→ Problem: Search the data below for the word "screenshot" and copy each line that holds it.

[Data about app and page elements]
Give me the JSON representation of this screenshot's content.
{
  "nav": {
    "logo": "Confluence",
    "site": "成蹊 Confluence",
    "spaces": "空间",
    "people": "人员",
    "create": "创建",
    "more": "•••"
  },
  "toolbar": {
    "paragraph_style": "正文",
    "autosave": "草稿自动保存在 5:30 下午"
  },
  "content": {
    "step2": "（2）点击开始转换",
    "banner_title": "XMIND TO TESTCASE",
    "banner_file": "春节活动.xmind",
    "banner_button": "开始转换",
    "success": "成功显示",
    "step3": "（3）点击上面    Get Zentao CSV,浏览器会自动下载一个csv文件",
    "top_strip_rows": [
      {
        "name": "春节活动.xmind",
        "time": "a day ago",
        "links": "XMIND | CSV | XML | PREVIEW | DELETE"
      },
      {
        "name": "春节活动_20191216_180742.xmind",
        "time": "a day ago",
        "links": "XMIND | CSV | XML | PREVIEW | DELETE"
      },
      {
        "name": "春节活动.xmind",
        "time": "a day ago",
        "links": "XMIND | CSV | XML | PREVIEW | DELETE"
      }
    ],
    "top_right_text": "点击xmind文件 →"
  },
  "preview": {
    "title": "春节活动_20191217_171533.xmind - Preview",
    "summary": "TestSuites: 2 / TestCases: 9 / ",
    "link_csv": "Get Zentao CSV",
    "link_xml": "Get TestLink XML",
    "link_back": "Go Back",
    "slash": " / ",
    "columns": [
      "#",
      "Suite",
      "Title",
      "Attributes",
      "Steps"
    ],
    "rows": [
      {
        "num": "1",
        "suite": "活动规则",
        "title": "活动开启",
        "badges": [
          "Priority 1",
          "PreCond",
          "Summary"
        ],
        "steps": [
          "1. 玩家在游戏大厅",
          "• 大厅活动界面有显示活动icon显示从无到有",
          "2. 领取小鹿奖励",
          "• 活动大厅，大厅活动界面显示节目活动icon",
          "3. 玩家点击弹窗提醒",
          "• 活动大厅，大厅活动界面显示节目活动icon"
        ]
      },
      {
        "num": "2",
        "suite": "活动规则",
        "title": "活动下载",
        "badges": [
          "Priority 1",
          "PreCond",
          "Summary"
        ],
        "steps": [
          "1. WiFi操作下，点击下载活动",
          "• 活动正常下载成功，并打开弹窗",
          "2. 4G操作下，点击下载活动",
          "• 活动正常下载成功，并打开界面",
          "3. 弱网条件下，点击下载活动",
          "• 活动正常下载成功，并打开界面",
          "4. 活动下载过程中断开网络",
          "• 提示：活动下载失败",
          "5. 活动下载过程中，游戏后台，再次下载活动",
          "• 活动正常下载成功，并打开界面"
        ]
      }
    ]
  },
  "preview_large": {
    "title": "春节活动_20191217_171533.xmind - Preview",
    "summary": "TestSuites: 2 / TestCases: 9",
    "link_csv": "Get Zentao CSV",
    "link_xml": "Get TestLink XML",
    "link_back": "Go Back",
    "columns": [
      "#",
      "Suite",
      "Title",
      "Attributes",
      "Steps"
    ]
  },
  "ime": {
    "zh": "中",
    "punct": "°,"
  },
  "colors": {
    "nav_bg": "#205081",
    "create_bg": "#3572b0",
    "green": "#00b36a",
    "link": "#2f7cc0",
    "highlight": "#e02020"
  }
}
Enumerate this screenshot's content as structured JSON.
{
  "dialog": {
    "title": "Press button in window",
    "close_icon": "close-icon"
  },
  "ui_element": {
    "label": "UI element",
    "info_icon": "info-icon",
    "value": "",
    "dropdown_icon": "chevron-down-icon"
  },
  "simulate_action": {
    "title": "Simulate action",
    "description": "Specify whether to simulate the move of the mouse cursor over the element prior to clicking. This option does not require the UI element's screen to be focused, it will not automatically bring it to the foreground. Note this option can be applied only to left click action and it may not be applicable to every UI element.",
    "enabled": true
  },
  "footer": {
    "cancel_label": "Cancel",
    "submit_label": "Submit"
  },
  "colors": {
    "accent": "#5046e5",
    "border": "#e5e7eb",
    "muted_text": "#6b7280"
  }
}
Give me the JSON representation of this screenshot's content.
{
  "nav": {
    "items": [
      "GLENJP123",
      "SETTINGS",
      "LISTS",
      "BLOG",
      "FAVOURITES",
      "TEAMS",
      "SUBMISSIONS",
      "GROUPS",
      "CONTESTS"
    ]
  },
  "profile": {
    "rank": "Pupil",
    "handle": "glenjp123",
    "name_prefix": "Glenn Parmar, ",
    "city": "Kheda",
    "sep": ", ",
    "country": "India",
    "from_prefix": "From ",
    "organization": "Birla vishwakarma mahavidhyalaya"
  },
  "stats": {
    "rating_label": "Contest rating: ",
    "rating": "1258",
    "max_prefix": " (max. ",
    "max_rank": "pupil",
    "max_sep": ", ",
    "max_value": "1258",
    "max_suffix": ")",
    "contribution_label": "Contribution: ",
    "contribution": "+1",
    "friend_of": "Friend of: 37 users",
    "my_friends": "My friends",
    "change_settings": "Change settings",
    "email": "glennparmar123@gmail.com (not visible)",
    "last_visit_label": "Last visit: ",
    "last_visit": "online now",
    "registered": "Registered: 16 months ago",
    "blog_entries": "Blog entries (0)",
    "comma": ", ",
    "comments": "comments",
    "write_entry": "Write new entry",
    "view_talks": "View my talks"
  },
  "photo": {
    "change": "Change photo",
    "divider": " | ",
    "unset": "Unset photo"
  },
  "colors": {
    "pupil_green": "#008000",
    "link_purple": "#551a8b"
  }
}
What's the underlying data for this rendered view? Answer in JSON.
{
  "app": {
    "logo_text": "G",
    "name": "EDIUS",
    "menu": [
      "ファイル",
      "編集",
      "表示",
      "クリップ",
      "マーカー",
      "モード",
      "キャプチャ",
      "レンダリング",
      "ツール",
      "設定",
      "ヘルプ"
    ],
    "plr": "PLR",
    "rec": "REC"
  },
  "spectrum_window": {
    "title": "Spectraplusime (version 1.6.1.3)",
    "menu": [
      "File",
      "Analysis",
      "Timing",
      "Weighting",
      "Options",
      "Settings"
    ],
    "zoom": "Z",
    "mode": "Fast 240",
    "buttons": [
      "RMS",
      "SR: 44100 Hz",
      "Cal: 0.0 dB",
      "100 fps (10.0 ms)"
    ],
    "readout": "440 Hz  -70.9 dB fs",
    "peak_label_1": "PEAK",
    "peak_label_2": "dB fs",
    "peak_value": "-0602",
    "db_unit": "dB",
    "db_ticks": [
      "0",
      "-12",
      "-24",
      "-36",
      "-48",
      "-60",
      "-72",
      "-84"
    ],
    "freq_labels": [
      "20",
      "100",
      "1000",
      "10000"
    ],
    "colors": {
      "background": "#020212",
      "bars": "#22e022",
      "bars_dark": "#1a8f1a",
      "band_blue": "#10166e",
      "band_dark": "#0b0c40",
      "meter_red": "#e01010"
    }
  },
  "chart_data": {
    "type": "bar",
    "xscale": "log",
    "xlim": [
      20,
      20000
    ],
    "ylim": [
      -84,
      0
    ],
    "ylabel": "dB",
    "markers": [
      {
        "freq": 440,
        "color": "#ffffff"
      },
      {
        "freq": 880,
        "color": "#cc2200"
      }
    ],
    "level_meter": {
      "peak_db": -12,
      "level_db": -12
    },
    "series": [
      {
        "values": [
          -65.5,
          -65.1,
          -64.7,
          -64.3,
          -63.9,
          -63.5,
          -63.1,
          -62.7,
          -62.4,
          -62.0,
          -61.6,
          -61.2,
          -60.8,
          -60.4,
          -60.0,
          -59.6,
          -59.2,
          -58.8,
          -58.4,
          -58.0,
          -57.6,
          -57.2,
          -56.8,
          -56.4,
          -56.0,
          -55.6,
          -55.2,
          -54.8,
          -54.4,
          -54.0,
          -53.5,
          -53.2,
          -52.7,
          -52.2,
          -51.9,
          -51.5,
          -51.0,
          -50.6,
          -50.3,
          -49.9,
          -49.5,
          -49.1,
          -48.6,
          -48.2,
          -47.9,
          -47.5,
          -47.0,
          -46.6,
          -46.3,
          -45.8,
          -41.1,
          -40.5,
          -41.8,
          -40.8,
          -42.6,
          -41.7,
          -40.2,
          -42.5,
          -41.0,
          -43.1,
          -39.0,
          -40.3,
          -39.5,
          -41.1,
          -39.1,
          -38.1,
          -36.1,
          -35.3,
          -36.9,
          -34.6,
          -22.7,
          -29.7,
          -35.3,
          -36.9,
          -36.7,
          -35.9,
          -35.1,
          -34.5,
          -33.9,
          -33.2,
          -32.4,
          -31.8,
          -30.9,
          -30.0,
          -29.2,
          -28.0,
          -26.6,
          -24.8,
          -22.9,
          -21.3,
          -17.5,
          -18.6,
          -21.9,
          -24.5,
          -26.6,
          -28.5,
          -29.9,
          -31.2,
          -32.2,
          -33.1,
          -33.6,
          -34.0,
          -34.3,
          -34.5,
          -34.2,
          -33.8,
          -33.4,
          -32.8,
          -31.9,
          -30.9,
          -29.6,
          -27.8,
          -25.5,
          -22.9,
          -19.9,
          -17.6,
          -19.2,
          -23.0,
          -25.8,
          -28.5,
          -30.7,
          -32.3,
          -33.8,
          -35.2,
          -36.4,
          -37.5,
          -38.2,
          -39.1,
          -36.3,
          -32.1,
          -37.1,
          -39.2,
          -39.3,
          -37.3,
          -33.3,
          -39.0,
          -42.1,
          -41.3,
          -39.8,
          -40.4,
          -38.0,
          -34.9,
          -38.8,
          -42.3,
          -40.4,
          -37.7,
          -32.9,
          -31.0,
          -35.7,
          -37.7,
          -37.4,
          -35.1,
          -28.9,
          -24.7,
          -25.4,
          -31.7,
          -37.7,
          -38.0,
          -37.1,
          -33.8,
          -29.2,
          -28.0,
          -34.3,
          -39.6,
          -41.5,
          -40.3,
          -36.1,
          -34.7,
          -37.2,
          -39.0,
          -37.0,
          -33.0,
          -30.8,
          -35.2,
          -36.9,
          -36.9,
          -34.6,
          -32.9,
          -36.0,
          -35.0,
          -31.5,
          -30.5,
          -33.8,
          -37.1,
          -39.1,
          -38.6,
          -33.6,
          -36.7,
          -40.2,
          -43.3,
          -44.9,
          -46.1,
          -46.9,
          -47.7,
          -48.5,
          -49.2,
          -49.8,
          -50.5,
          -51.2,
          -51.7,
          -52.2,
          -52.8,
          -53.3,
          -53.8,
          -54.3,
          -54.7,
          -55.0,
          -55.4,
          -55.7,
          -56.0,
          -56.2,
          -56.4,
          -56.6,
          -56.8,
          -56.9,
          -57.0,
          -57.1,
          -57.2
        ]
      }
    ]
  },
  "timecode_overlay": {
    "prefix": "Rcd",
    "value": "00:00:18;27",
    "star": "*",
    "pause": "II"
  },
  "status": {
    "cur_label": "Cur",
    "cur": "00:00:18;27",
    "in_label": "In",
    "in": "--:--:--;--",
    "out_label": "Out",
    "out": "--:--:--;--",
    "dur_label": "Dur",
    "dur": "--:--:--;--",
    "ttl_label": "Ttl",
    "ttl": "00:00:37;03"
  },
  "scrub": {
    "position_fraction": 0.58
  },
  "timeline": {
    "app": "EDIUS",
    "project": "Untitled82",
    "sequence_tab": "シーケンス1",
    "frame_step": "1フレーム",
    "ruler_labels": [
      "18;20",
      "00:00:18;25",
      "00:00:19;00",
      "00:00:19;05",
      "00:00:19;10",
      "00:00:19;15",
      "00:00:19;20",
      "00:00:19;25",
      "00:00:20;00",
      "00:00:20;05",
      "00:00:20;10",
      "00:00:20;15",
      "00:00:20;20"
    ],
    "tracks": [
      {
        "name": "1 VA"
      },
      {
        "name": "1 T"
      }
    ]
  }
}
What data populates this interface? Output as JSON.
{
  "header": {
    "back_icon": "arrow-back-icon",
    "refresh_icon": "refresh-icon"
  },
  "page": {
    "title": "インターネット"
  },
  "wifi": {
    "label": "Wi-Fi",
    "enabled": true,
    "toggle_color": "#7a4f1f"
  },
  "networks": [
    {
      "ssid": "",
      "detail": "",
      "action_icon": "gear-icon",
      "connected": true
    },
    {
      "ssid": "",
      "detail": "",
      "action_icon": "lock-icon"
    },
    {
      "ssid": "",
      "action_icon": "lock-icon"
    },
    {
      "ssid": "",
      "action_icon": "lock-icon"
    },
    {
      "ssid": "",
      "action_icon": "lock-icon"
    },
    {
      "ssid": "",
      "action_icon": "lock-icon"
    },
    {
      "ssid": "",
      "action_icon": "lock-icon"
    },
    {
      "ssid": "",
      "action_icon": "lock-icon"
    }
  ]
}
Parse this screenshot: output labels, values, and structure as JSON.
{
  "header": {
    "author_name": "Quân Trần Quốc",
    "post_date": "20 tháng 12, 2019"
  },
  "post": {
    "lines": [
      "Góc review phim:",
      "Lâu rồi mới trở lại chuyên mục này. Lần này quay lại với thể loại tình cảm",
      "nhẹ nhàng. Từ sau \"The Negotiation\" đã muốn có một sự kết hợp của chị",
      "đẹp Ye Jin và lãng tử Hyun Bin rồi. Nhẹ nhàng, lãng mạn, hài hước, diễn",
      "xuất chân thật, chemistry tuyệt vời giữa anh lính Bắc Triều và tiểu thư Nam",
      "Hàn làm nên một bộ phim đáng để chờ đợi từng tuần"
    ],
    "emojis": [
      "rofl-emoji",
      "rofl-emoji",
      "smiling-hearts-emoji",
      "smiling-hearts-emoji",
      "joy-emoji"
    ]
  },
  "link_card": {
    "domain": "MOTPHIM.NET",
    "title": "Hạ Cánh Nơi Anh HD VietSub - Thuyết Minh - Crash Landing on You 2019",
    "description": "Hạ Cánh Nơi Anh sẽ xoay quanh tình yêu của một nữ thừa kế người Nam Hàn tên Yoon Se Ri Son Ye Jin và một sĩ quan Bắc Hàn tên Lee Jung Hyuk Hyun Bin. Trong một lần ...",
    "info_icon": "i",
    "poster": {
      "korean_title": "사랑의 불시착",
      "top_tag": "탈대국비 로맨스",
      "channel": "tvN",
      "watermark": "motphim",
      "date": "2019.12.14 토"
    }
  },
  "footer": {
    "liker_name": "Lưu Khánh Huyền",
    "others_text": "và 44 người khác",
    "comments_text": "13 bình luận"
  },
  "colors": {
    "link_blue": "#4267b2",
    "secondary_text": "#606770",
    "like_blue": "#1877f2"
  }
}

→ Response:
Give me the JSON representation of this screenshot's content.
Enumerate this screenshot's content as structured JSON.
Give me the JSON representation of this screenshot's content.
Parse this screenshot: output labels, values, and structure as JSON.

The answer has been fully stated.